Collaborative robots bring efficient and cost effective automation to small- and medium-sized manufacturers. More commonly known as cobots, these machines work right alongside your existing workforce – assisting with repetitive or potentially harmful tasks instead of replacing valuable workers. Many manufacturers see automation as a great way to increase productivity and bottom lines, but are unsure where to get started or where to go from the automation they already have. Cobots offer the best solution to this common problem.
Deciding what tasks can be automated with cobots is an important first step. Though this might seem like a simple issue, there are a few things you should consider before installing your first cobot:
- Cobots are best suited for tasks that your workers can perform by hand. Most mid-sized cobots have about the same reach and lifting capacity as the average worker. Cobots come in a few different sizes and payload capacities to suit your automation needs.
- Cobots operate at similar speeds to humans. The gains in productivity predominantly come from the reduction in the amount of time taken between tasks and the increase in time that a cobot is available for work. In many cases, cobots can work around the clock with little to no assistance from a human operator. Of course, there is some variation from task to task.
- Cobots are ideal for repetitive, manual tasks. While cobots have a large amount of tech onboard, tasks that require critical thinking or analysis, extremely fine dexterity, or problem solving skills are not well suited for automation. There are technologies that allow cobots to perform more advanced inspection or material handling. Once you have a few automation projects under your belt, these kind of projects might be more your speed.
Once you have decided what you can automate, the next important decision to make is the location of your cobot’s workspace. Cobots are designed to be inherently safe – that is to say that cobots have built in safeguards and safety systems to prevent them from damaging the parts they work with or harming people working around the cobot. These safety systems can be further fortified by connecting additional safety sensors to the cobot. These safeguards allow most cobots to be deployed without a safety cage or complex guarding often associated with traditional large-scale automation. No guarding means a smaller workspace footprint – these machines are not going to take up a large amount of valuable space on your manufacturing floor.

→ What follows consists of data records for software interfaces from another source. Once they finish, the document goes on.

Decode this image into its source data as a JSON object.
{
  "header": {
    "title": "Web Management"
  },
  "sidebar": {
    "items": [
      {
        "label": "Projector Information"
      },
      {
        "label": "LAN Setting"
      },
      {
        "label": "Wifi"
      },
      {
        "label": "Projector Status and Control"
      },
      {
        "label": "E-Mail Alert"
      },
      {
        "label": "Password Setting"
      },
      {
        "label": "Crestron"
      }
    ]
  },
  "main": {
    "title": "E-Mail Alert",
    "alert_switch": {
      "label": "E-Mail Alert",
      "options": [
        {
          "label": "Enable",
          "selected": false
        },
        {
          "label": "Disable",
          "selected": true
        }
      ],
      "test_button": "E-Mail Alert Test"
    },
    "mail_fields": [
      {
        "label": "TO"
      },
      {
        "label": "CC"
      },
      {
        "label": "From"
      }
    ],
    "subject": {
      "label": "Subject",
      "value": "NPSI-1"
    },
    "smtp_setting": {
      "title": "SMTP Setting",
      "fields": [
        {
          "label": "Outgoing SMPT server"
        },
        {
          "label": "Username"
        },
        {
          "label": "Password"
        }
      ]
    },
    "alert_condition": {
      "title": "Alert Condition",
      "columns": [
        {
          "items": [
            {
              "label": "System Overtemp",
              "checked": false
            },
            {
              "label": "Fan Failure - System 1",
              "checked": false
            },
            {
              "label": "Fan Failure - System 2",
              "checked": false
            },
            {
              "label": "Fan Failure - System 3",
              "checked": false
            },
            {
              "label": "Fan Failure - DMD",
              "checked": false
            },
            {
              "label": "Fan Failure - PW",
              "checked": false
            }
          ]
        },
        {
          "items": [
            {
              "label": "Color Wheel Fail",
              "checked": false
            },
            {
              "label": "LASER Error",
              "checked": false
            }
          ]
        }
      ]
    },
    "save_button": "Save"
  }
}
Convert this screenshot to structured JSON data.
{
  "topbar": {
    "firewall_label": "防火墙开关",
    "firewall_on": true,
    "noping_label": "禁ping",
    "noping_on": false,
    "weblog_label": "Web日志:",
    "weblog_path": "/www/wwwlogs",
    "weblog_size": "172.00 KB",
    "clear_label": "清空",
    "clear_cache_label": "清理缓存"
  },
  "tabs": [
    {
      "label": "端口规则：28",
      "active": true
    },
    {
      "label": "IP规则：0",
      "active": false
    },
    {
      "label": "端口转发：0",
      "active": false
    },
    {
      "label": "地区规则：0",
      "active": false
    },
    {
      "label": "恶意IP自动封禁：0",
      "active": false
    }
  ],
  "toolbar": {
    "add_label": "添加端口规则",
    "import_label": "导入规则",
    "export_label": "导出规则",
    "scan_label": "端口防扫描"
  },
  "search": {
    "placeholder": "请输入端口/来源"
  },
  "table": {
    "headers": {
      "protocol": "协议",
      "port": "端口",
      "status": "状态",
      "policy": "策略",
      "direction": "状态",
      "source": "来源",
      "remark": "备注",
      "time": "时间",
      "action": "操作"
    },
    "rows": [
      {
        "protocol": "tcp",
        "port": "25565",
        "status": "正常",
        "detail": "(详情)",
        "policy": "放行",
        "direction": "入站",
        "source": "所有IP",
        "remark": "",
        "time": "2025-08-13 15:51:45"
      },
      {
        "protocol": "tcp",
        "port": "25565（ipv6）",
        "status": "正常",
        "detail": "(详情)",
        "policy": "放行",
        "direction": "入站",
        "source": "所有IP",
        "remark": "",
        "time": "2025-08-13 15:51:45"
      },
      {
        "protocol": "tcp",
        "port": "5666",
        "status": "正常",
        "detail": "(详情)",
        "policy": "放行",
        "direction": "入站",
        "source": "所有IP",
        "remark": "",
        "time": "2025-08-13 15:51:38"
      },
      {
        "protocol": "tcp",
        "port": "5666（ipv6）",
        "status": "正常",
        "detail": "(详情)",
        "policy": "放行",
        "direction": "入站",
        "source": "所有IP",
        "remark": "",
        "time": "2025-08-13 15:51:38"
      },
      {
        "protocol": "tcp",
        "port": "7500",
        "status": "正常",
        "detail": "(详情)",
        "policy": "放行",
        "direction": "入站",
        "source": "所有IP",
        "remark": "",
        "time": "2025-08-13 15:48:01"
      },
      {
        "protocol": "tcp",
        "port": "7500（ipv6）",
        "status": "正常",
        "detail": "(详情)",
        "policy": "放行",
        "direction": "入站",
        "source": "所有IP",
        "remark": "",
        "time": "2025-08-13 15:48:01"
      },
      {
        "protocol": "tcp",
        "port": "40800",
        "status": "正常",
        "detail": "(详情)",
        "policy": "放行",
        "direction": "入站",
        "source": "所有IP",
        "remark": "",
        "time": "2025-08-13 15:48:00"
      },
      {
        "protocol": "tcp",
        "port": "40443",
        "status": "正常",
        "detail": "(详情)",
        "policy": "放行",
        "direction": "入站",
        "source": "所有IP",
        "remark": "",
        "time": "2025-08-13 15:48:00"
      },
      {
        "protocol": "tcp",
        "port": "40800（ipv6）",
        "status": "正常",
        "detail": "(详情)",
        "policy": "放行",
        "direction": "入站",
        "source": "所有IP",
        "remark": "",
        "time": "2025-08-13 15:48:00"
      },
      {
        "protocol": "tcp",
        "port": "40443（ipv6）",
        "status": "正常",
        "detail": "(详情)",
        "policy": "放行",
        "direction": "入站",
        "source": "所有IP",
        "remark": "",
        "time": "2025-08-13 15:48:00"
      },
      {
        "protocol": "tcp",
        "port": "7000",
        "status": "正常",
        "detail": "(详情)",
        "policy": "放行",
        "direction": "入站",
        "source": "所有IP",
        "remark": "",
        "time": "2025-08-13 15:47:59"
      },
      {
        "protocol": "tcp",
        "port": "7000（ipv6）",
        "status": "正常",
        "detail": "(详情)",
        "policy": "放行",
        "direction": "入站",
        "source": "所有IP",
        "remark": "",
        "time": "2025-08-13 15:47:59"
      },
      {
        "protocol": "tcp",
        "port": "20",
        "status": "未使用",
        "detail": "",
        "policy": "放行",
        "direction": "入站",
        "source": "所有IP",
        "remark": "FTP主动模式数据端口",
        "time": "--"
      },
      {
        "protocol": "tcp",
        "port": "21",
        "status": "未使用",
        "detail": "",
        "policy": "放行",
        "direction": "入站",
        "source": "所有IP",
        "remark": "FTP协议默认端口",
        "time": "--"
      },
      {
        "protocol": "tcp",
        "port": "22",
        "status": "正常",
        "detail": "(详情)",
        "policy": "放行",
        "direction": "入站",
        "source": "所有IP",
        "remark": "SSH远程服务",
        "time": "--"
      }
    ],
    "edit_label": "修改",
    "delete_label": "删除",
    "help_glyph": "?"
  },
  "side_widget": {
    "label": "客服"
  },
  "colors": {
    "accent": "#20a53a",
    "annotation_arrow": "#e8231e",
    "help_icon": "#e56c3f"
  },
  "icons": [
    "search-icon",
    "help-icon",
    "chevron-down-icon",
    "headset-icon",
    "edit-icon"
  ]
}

The next task to tackle is actually telling the cobot what to do. Programming the cobot might seem to be a daunting task for some manufacturers. The truth is that with a very small amount of training, most factory workers can be trained how to operate and program a cobot in just a few hours. This ease of programming not only allows you to quickly automate tasks, but also makes it easy to redeploy the cobot at various places around your manufacturing floor. Unlike traditional robots, cobots are so easy to program that they can be useful to automate even short run manufacturing projects. Part of the programming process is figuring out what needs to be attached to the end of the cobot arm to allow the cobot to do its work. There are a wide variety of the type of end-of-arm tooling we call “grippers” on the market today. These grippers can be powered by compressed air, vacuum, or electricity and can be used to pick up, move, twist, or otherwise manipulate parts. Many manufacturers use 3D printers to make “fingers” for their grippers or custom attachments for their cobots that perfectly suit the task at hand. However, many of the grippers available on the market today can be used right out of the box to pick up and manipulate items.
Cobots can be set up to easily communicate with your other machinery, too. From mimicking simple human actions like pressing the start button on a CNC machine to more complex tasks like advancing a conveyor belt to bring parts down an assembly line, the onboard signal and information-processing systems are flexible yet powerful. This connectivity is important since cobots will likely be working alongside at least one other piece of equipment.
Have questions about installing a cobot at your business? Robot27 can help. From designing fully engineered automation systems to providing the training you and your staff need to successfully set up a cobot on your own, Robot27 specializes in providing the assistance you need. We work with manufacturers small and large to make sure that their cobot automation projects are a success. For more information, please reach out to us on the Contact Us page on our website.